TASK DETAILS -> Keeping every word intact, reproduce all of the records.

EXERCISE INPUT ->

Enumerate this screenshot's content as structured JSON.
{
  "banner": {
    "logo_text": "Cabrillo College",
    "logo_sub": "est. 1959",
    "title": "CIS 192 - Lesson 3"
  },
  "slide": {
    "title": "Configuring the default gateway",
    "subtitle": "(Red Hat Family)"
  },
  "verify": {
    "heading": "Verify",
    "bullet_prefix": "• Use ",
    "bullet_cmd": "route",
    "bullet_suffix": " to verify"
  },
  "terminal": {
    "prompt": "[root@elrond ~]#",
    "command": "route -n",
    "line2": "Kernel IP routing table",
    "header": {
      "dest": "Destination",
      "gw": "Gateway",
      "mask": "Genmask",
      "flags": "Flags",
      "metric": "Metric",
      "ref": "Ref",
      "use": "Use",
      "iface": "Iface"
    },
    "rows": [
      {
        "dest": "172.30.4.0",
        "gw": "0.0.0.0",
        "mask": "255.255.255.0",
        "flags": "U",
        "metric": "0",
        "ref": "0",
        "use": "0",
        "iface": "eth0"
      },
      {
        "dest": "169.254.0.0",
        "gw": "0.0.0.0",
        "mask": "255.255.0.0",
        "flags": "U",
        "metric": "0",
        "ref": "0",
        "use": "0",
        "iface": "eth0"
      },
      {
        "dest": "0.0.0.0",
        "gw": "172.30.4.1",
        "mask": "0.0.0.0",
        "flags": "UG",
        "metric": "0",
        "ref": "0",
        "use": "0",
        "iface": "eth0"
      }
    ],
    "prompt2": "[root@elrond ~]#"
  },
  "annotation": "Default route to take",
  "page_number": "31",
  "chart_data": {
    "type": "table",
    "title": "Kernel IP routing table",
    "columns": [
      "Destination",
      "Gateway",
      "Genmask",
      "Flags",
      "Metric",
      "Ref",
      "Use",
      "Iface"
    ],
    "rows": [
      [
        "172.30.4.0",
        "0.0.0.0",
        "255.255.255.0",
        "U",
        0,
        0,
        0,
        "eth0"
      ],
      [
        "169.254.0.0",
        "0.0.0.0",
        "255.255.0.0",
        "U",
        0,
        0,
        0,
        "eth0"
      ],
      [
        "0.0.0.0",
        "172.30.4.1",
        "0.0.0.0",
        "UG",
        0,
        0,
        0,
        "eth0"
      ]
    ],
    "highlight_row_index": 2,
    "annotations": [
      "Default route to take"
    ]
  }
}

EXPECTED ANSWER ->
Enumerate this screenshot's content as structured JSON.
{
  "banner": {
    "logo_text": "Cabrillo College",
    "logo_sub": "est. 1959",
    "title": "CIS 192 - Lesson 3"
  },
  "slide": {
    "title": "Configuring the default gateway",
    "subtitle": "(Red Hat Family)"
  },
  "verify": {
    "heading": "Verify",
    "bullet_prefix": "• Use ",
    "bullet_cmd": "route",
    "bullet_suffix": " to verify"
  },
  "terminal": {
    "prompt": "[root@elrond ~]#",
    "command": "route -n",
    "line2": "Kernel IP routing table",
    "header": {
      "dest": "Destination",
      "gw": "Gateway",
      "mask": "Genmask",
      "flags": "Flags",
      "metric": "Metric",
      "ref": "Ref",
      "use": "Use",
      "iface": "Iface"
    },
    "rows": [
      {
        "dest": "172.30.4.0",
        "gw": "0.0.0.0",
        "mask": "255.255.255.0",
        "flags": "U",
        "metric": "0",
        "ref": "0",
        "use": "0",
        "iface": "eth0"
      },
      {
        "dest": "169.254.0.0",
        "gw": "0.0.0.0",
        "mask": "255.255.0.0",
        "flags": "U",
        "metric": "0",
        "ref": "0",
        "use": "0",
        "iface": "eth0"
      },
      {
        "dest": "0.0.0.0",
        "gw": "172.30.4.1",
        "mask": "0.0.0.0",
        "flags": "UG",
        "metric": "0",
        "ref": "0",
        "use": "0",
        "iface": "eth0"
      }
    ],
    "prompt2": "[root@elrond ~]#"
  },
  "annotation": "Default route to take",
  "page_number": "31",
  "chart_data": {
    "type": "table",
    "title": "Kernel IP routing table",
    "columns": [
      "Destination",
      "Gateway",
      "Genmask",
      "Flags",
      "Metric",
      "Ref",
      "Use",
      "Iface"
    ],
    "rows": [
      [
        "172.30.4.0",
        "0.0.0.0",
        "255.255.255.0",
        "U",
        0,
        0,
        0,
        "eth0"
      ],
      [
        "169.254.0.0",
        "0.0.0.0",
        "255.255.0.0",
        "U",
        0,
        0,
        0,
        "eth0"
      ],
      [
        "0.0.0.0",
        "172.30.4.1",
        "0.0.0.0",
        "UG",
        0,
        0,
        0,
        "eth0"
      ]
    ],
    "highlight_row_index": 2,
    "annotations": [
      "Default route to take"
    ]
  }
}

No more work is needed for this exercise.